### Saved data entries
--- START ---

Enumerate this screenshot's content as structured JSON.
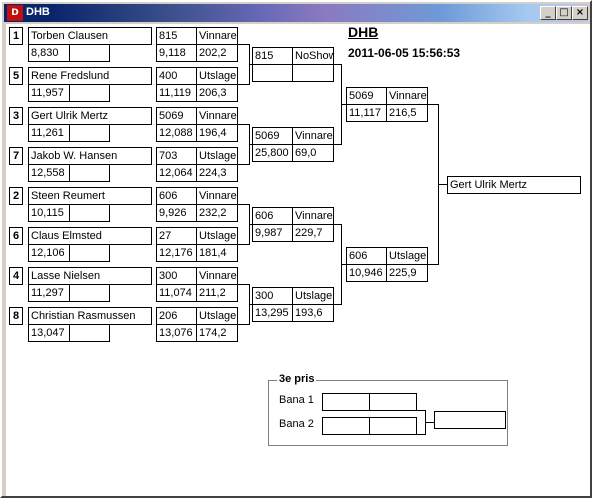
{
  "window": {
    "title": "DHB",
    "app_icon": "dhb-app-icon",
    "minimize": "_",
    "maximize": "□",
    "close": "×"
  },
  "header": {
    "title": "DHB",
    "datetime": "2011-06-05 15:56:53"
  },
  "round1": [
    {
      "seed": "1",
      "player": "Torben Clausen",
      "score": "8,830"
    },
    {
      "seed": "5",
      "player": "Rene Fredslund",
      "score": "11,957"
    },
    {
      "seed": "3",
      "player": "Gert Ulrik Mertz",
      "score": "11,261"
    },
    {
      "seed": "7",
      "player": "Jakob W. Hansen",
      "score": "12,558"
    },
    {
      "seed": "2",
      "player": "Steen Reumert",
      "score": "10,115"
    },
    {
      "seed": "6",
      "player": "Claus Elmsted",
      "score": "12,106"
    },
    {
      "seed": "4",
      "player": "Lasse Nielsen",
      "score": "11,297"
    },
    {
      "seed": "8",
      "player": "Christian Rasmussen",
      "score": "13,047"
    }
  ],
  "round1_results": [
    {
      "code": "815",
      "result": "Vinnare",
      "time": "9,118",
      "speed": "202,2"
    },
    {
      "code": "400",
      "result": "Utslagen",
      "time": "11,119",
      "speed": "206,3"
    },
    {
      "code": "5069",
      "result": "Vinnare",
      "time": "12,088",
      "speed": "196,4"
    },
    {
      "code": "703",
      "result": "Utslagen",
      "time": "12,064",
      "speed": "224,3"
    },
    {
      "code": "606",
      "result": "Vinnare",
      "time": "9,926",
      "speed": "232,2"
    },
    {
      "code": "27",
      "result": "Utslagen",
      "time": "12,176",
      "speed": "181,4"
    },
    {
      "code": "300",
      "result": "Vinnare",
      "time": "11,074",
      "speed": "211,2"
    },
    {
      "code": "206",
      "result": "Utslagen",
      "time": "13,076",
      "speed": "174,2"
    }
  ],
  "round2": [
    {
      "code": "815",
      "result": "NoShow",
      "time": "",
      "speed": ""
    },
    {
      "code": "5069",
      "result": "Vinnare",
      "time": "25,800",
      "speed": "69,0"
    },
    {
      "code": "606",
      "result": "Vinnare",
      "time": "9,987",
      "speed": "229,7"
    },
    {
      "code": "300",
      "result": "Utslagen",
      "time": "13,295",
      "speed": "193,6"
    }
  ],
  "semifinal": [
    {
      "code": "5069",
      "result": "Vinnare",
      "time": "11,117",
      "speed": "216,5"
    },
    {
      "code": "606",
      "result": "Utslagen",
      "time": "10,946",
      "speed": "225,9"
    }
  ],
  "winner": "Gert Ulrik Mertz",
  "third_place": {
    "legend": "3e pris",
    "lane1": "Bana 1",
    "lane2": "Bana 2"
  }
}
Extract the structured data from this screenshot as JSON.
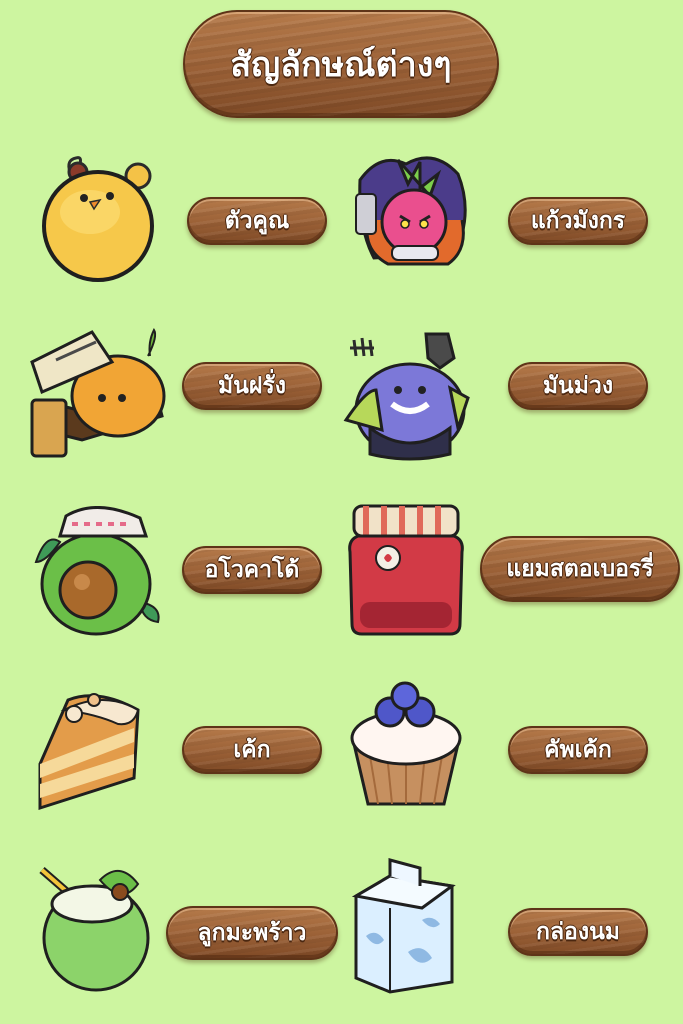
{
  "title": "สัญลักษณ์ต่างๆ",
  "items": [
    {
      "label": "ตัวคูณ",
      "icon": "yellow-chick-icon"
    },
    {
      "label": "แก้วมังกร",
      "icon": "dragon-fruit-icon"
    },
    {
      "label": "มันฝรั่ง",
      "icon": "potato-icon"
    },
    {
      "label": "มันม่วง",
      "icon": "purple-yam-icon"
    },
    {
      "label": "อโวคาโด้",
      "icon": "avocado-icon"
    },
    {
      "label": "แยมสตอเบอรรี่",
      "icon": "strawberry-jam-icon"
    },
    {
      "label": "เค้ก",
      "icon": "cake-slice-icon"
    },
    {
      "label": "คัพเค้ก",
      "icon": "cupcake-icon"
    },
    {
      "label": "ลูกมะพร้าว",
      "icon": "coconut-icon"
    },
    {
      "label": "กล่องนม",
      "icon": "milk-carton-icon"
    }
  ]
}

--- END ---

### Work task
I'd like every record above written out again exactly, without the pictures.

### Solution for this exercise
Enumerate this screenshot's content as structured JSON.
{
  "window": {
    "title": "DHB",
    "app_icon": "dhb-app-icon",
    "minimize": "_",
    "maximize": "□",
    "close": "×"
  },
  "header": {
    "title": "DHB",
    "datetime": "2011-06-05 15:56:53"
  },
  "round1": [
    {
      "seed": "1",
      "player": "Torben Clausen",
      "score": "8,830"
    },
    {
      "seed": "5",
      "player": "Rene Fredslund",
      "score": "11,957"
    },
    {
      "seed": "3",
      "player": "Gert Ulrik Mertz",
      "score": "11,261"
    },
    {
      "seed": "7",
      "player": "Jakob W. Hansen",
      "score": "12,558"
    },
    {
      "seed": "2",
      "player": "Steen Reumert",
      "score": "10,115"
    },
    {
      "seed": "6",
      "player": "Claus Elmsted",
      "score": "12,106"
    },
    {
      "seed": "4",
      "player": "Lasse Nielsen",
      "score": "11,297"
    },
    {
      "seed": "8",
      "player": "Christian Rasmussen",
      "score": "13,047"
    }
  ],
  "round1_results": [
    {
      "code": "815",
      "result": "Vinnare",
      "time": "9,118",
      "speed": "202,2"
    },
    {
      "code": "400",
      "result": "Utslagen",
      "time": "11,119",
      "speed": "206,3"
    },
    {
      "code": "5069",
      "result": "Vinnare",
      "time": "12,088",
      "speed": "196,4"
    },
    {
      "code": "703",
      "result": "Utslagen",
      "time": "12,064",
      "speed": "224,3"
    },
    {
      "code": "606",
      "result": "Vinnare",
      "time": "9,926",
      "speed": "232,2"
    },
    {
      "code": "27",
      "result": "Utslagen",
      "time": "12,176",
      "speed": "181,4"
    },
    {
      "code": "300",
      "result": "Vinnare",
      "time": "11,074",
      "speed": "211,2"
    },
    {
      "code": "206",
      "result": "Utslagen",
      "time": "13,076",
      "speed": "174,2"
    }
  ],
  "round2": [
    {
      "code": "815",
      "result": "NoShow",
      "time": "",
      "speed": ""
    },
    {
      "code": "5069",
      "result": "Vinnare",
      "time": "25,800",
      "speed": "69,0"
    },
    {
      "code": "606",
      "result": "Vinnare",
      "time": "9,987",
      "speed": "229,7"
    },
    {
      "code": "300",
      "result": "Utslagen",
      "time": "13,295",
      "speed": "193,6"
    }
  ],
  "semifinal": [
    {
      "code": "5069",
      "result": "Vinnare",
      "time": "11,117",
      "speed": "216,5"
    },
    {
      "code": "606",
      "result": "Utslagen",
      "time": "10,946",
      "speed": "225,9"
    }
  ],
  "winner": "Gert Ulrik Mertz",
  "third_place": {
    "legend": "3e pris",
    "lane1": "Bana 1",
    "lane2": "Bana 2"
  }
}
Extract the structured data from this screenshot as JSON.
{
  "title": "สัญลักษณ์ต่างๆ",
  "items": [
    {
      "label": "ตัวคูณ",
      "icon": "yellow-chick-icon"
    },
    {
      "label": "แก้วมังกร",
      "icon": "dragon-fruit-icon"
    },
    {
      "label": "มันฝรั่ง",
      "icon": "potato-icon"
    },
    {
      "label": "มันม่วง",
      "icon": "purple-yam-icon"
    },
    {
      "label": "อโวคาโด้",
      "icon": "avocado-icon"
    },
    {
      "label": "แยมสตอเบอรรี่",
      "icon": "strawberry-jam-icon"
    },
    {
      "label": "เค้ก",
      "icon": "cake-slice-icon"
    },
    {
      "label": "คัพเค้ก",
      "icon": "cupcake-icon"
    },
    {
      "label": "ลูกมะพร้าว",
      "icon": "coconut-icon"
    },
    {
      "label": "กล่องนม",
      "icon": "milk-carton-icon"
    }
  ]
}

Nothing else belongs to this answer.